Saved from what many assumed would be its extinction, Buick has been reborn in the 21st century under a revitalized post-bankruptcy General Motors.
Buick, which dates back to 1899 as an engine builder, is the oldest American automobile brand to still exist today. Under the guidance of William Durant, Buick was the country's largest automaker at the turn of the century and it was one of the first brands to be integrated under what would eventually...
become General Motors.
As the second-highest prestige GM unit, Buick was somewhat below Cadillac but still noticeably ahead of Oldsmobile, Pontiac and Chevrolet.
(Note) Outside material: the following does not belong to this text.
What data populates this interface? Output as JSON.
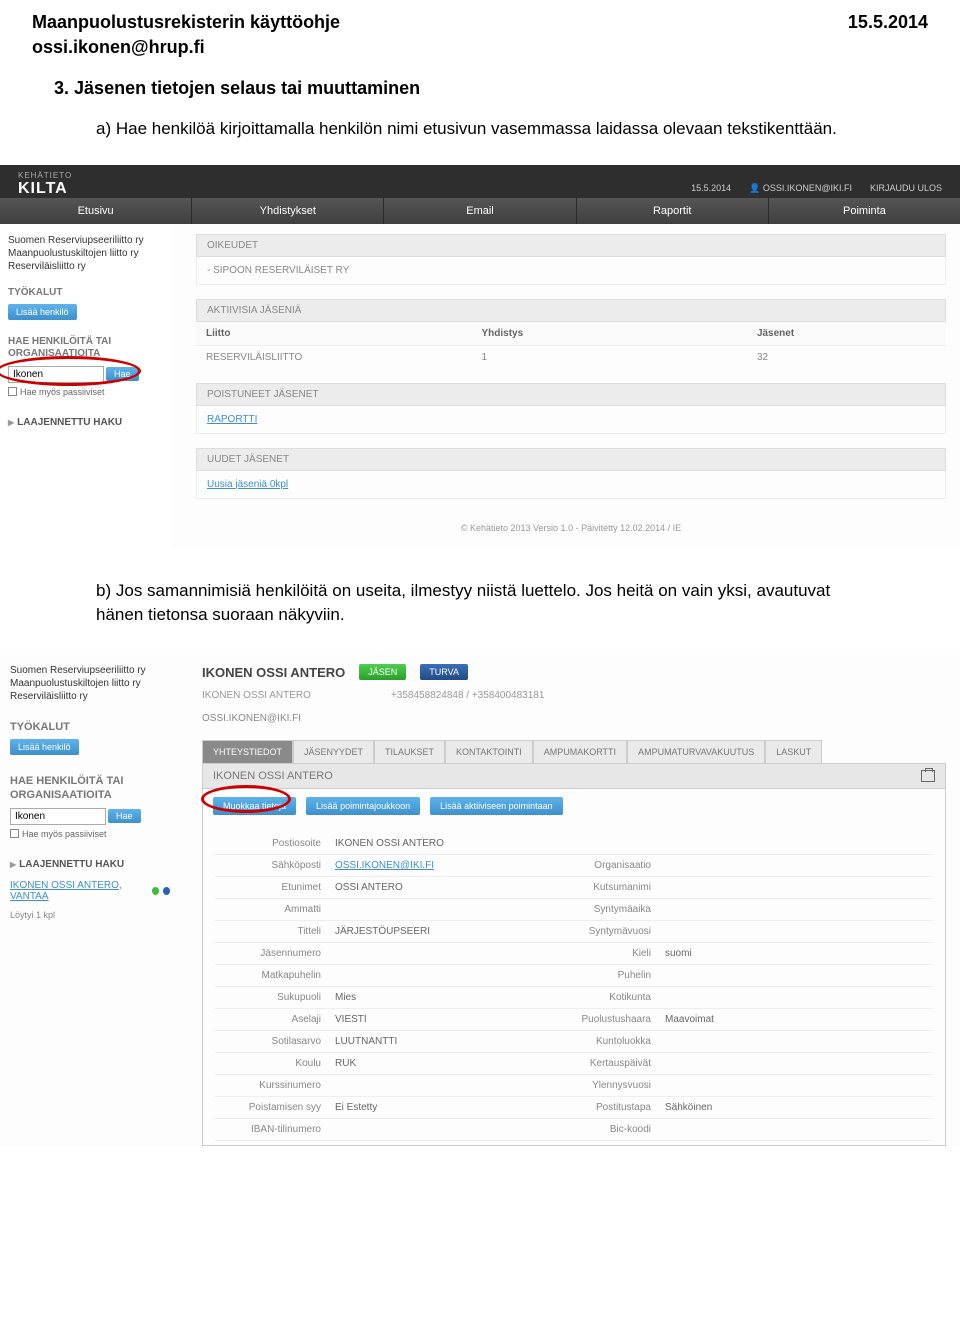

Unfortunately, Buick's mission in life became somewhat muddied during an era of product indifference during the 1980s and 1990s. Fortunately for Buick, the brand's introduction to the Chinese market in the 1990s proved to be its saving grace. When GM began shedding brands like Oldsmobile, Saturn and Pontiac beginning in the late 1990s, many assumed Buick was next in line. However, strong demand in China kept the brand afloat. To survive in North America, Buick was reborn as a more youthful stepping stone between Chevrolet and Cadillac within the GM portfolio.
Now, China is by far Buick's most crucial market, although North America remains an important cornerstone. As a result, today's Buick lineup is the result of an increasingly global effort. The division has drawn heavily on GM's engineering bases in Korea, Germany and Detroit to make vehicles that appeal to both American and Chinese buyers, like the compact Verano, which was first introduced in China, and the midsize Regal, which is essentially a rebadged German-market Opel.
With its renewed emphasis on relevant, global products, Buick is once again fulfilling its original mission of offering a premium feel at a more modest price point than traditional luxury brands.